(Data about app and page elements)

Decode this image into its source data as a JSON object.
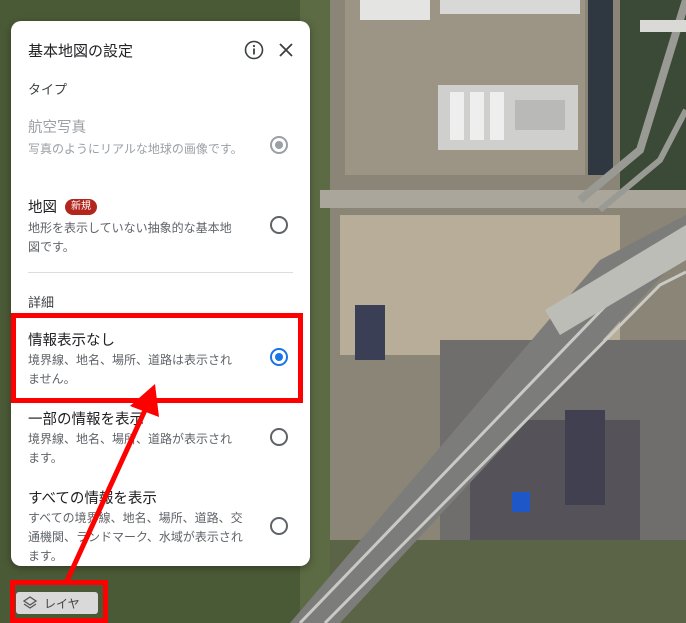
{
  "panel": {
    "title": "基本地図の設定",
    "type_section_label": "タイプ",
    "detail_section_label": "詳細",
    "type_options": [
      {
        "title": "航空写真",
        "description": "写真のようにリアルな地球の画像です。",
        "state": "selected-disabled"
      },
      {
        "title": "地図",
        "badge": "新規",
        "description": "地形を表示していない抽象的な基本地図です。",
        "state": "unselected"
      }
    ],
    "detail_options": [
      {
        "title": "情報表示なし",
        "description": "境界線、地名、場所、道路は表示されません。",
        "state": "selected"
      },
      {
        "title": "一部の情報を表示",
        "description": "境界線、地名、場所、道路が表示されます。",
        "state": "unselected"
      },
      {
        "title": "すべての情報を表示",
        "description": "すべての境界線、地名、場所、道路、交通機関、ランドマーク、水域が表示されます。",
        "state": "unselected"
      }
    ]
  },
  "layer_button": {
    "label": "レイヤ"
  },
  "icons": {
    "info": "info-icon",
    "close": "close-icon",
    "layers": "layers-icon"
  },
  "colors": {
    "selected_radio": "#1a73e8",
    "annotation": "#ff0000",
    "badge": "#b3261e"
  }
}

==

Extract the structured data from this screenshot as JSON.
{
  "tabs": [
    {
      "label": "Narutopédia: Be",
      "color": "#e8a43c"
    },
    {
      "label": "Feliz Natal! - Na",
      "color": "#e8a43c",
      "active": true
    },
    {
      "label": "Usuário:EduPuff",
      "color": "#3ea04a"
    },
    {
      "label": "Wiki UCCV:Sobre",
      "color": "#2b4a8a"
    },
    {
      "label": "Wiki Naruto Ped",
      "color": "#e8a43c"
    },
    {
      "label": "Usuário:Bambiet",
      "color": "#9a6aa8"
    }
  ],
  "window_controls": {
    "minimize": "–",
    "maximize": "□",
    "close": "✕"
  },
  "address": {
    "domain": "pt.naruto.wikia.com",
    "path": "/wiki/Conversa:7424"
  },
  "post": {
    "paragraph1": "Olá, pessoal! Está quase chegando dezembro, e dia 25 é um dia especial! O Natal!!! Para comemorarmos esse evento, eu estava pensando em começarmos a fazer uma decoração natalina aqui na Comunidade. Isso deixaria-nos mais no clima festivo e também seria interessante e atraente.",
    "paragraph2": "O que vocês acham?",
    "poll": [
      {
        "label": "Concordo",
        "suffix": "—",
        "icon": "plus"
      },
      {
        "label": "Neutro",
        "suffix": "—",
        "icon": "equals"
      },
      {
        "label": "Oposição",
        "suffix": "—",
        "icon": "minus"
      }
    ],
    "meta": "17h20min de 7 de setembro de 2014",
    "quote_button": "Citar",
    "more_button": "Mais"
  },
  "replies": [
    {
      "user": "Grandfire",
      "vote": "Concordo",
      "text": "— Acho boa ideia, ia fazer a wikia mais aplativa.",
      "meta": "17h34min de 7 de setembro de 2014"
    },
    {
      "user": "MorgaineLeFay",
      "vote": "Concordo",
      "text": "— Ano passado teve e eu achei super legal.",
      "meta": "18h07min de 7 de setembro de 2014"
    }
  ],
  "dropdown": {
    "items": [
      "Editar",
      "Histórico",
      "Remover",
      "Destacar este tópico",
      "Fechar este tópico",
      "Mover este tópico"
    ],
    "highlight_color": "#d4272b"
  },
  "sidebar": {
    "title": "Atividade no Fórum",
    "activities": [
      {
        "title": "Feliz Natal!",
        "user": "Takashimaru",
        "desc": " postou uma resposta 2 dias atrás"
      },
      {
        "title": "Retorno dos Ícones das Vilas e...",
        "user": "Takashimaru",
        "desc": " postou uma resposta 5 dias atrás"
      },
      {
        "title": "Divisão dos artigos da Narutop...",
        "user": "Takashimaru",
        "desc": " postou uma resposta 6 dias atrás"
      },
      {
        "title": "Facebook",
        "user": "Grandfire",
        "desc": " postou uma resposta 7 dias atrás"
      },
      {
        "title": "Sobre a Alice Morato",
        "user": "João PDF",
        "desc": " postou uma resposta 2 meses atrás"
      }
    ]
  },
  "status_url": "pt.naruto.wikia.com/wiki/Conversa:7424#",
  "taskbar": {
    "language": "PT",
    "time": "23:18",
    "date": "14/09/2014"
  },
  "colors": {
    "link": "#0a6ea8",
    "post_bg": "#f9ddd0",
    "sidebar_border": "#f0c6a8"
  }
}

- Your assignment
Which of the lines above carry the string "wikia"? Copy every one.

- Response box
    "domain": "pt.naruto.wikia.com",
      "text": "— Acho boa ideia, ia fazer a wikia mais aplativa.",
  "status_url": "pt.naruto.wikia.com/wiki/Conversa:7424#",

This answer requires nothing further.